At the civic meeting, Lem notices that Vida Downey (Vera Miles), whom Lem is wooing away from Ralph Hastings (Elliott Reid) to become his wife, crossed off the YMCA and the 4-H from her list of three possible organizations to keep the town's boys off the streets, leaving only the Boy Scouts, and volunteers to become Scoutmaster of newly formed Troop 1.
Lem turns out to be an all-around natural leader, and as he becomes more and more involved with the Scout troop, he finds his plans to become a lawyer being put on the back burner while he wins over the town's favor a little at a time, even as he encounters life's troubles along the way. Lem's life becomes fulfilled helping the town's boys mature into men, especially former troublemaker Whitey (Kurt Russell). In appreciation, the entire town gives Lem a surprise celebration on October 2, 1950, with (apparently) all of the Scouts during the twenty years of Troop 1 in attendance. The plot was later re-used and modified for the movie "Mr. Holland's Opus". In both films a man grows old in a position he took optimistically, bypassing his true vocational passion; and when sent out to pasture, several generations of the town pay homage to him in a final, moving tribute -- complete with former student now governor speaking at the tribute. In the end, the man's true vocation is recognized alongside his more profound work molding the lives of young people.
- Fred MacMurray — Lemuel "Lem" Siddons
- Vera Miles — Vida Downey
- Lillian Gish — Hetty Seibert
- Charlie Ruggles — John Everett Hughes
- Sean McClory — Edward White, Sr.
- Kurt Russell — Edward "Whitey" White, Jr.
- Donald May — Edward "Whitey" White, Jr., as an adult
- Luana Patten — Nora White
- Elliott Reid — Ralph Hastings
- John Zaremba — Ralph Hasting's lawyer
- Ken Murray — Melody Murphy
- Parley Baer — Mayor Hi Plommer
- William Reynolds — Hoodoo Henderson (adult)
- David Bailey — Duke
- Madge Blake — Cora Anderson
- Billy Booth — Leo
- Ronnie Dapo — Virgil "Tiger" Higgins
- Ricky Kelman — Frankie Martin
- Richard Bakalyan — Army War-Game Officer
- Michael Mason – Boy Scout in War Games

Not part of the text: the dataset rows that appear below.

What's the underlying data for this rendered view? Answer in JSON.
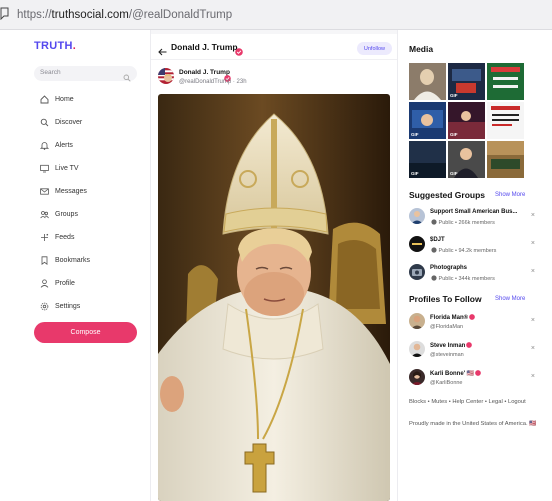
{
  "browser": {
    "url_scheme": "https://",
    "url_host": "truthsocial.com",
    "url_path": "/@realDonaldTrump"
  },
  "sidebar": {
    "logo": "TRUTH",
    "logo_dot": ".",
    "search_placeholder": "Search",
    "items": [
      {
        "label": "Home",
        "icon": "home-icon"
      },
      {
        "label": "Discover",
        "icon": "search-icon"
      },
      {
        "label": "Alerts",
        "icon": "bell-icon"
      },
      {
        "label": "Live TV",
        "icon": "tv-icon"
      },
      {
        "label": "Messages",
        "icon": "mail-icon"
      },
      {
        "label": "Groups",
        "icon": "groups-icon"
      },
      {
        "label": "Feeds",
        "icon": "feeds-icon"
      },
      {
        "label": "Bookmarks",
        "icon": "bookmark-icon"
      },
      {
        "label": "Profile",
        "icon": "profile-icon"
      },
      {
        "label": "Settings",
        "icon": "gear-icon"
      }
    ],
    "compose_label": "Compose"
  },
  "profile": {
    "name": "Donald J. Trump",
    "unfollow_label": "Unfollow"
  },
  "post": {
    "author": "Donald J. Trump",
    "handle": "@realDonaldTrump · 23h"
  },
  "right": {
    "media_title": "Media",
    "media_tiles": [
      {
        "gif": ""
      },
      {
        "gif": "GIF"
      },
      {
        "gif": ""
      },
      {
        "gif": "GIF"
      },
      {
        "gif": "GIF"
      },
      {
        "gif": ""
      },
      {
        "gif": "GIF"
      },
      {
        "gif": "GIF"
      },
      {
        "gif": ""
      }
    ],
    "groups_title": "Suggested Groups",
    "groups_show_more": "Show More",
    "groups": [
      {
        "name": "Support Small American Bus...",
        "meta": "Public • 266k members"
      },
      {
        "name": "$DJT",
        "meta": "Public • 94.2k members"
      },
      {
        "name": "Photographs",
        "meta": "Public • 344k members"
      }
    ],
    "profiles_title": "Profiles To Follow",
    "profiles_show_more": "Show More",
    "profiles": [
      {
        "name": "Florida Man®",
        "handle": "@FloridaMan"
      },
      {
        "name": "Steve Inman",
        "handle": "@steveinman"
      },
      {
        "name": "Karli Bonne' 🇺🇸",
        "handle": "@KarliBonne"
      }
    ],
    "footer_links": "Blocks • Mutes • Help Center • Legal • Logout",
    "footer_made": "Proudly made in the United States of America. 🇺🇸",
    "close_symbol": "×"
  },
  "colors": {
    "brand": "#5448ee",
    "compose": "#e8396b",
    "badge": "#e8396b"
  }
}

- Dean Moray – Hoodoo Henderson (child)
- Jimmy Murphy – P.O.W. Soldier
- Eddie Sallia – Harry
- Keith Taylor – Beefy Smith
- Adam Williams — P.O.W. Sergeant
The film was popular, earning $5,350,000 in North American rentals in 1967.
- "Follow Me, Boys!, Box Office Information". The Numbers. Retrieved 2012-04-16.
- Chick Coombs (December 1966). "Boys Life: Lights! Cameras! Boom!". Boy Scouts of America. p. 16. Retrieved 2012-08-11.
- "Plot Summary for 'Follow Me, Boys!'". Retrieved 2012-11-04.
- The date actually fell on Monday, not on Saturday as depicted in the film.
- "Lem Siddons Day Activities Announced". Retrieved 2011-10-28.
- "Big Rental Films of 1967", Variety, 3 January 1968, p 25. These figures refer to rentals accruing to the film distributors.
- Official website
- Follow Me, Boys! at the Internet Movie Database
- Follow Me, Boys! at the TCM Movie Database
- DVD review of Follow Me, Boys!
- New York Times review of Follow Me, Boys!
- Where was Walt Disney's Follow Me, Boys! town of Hickory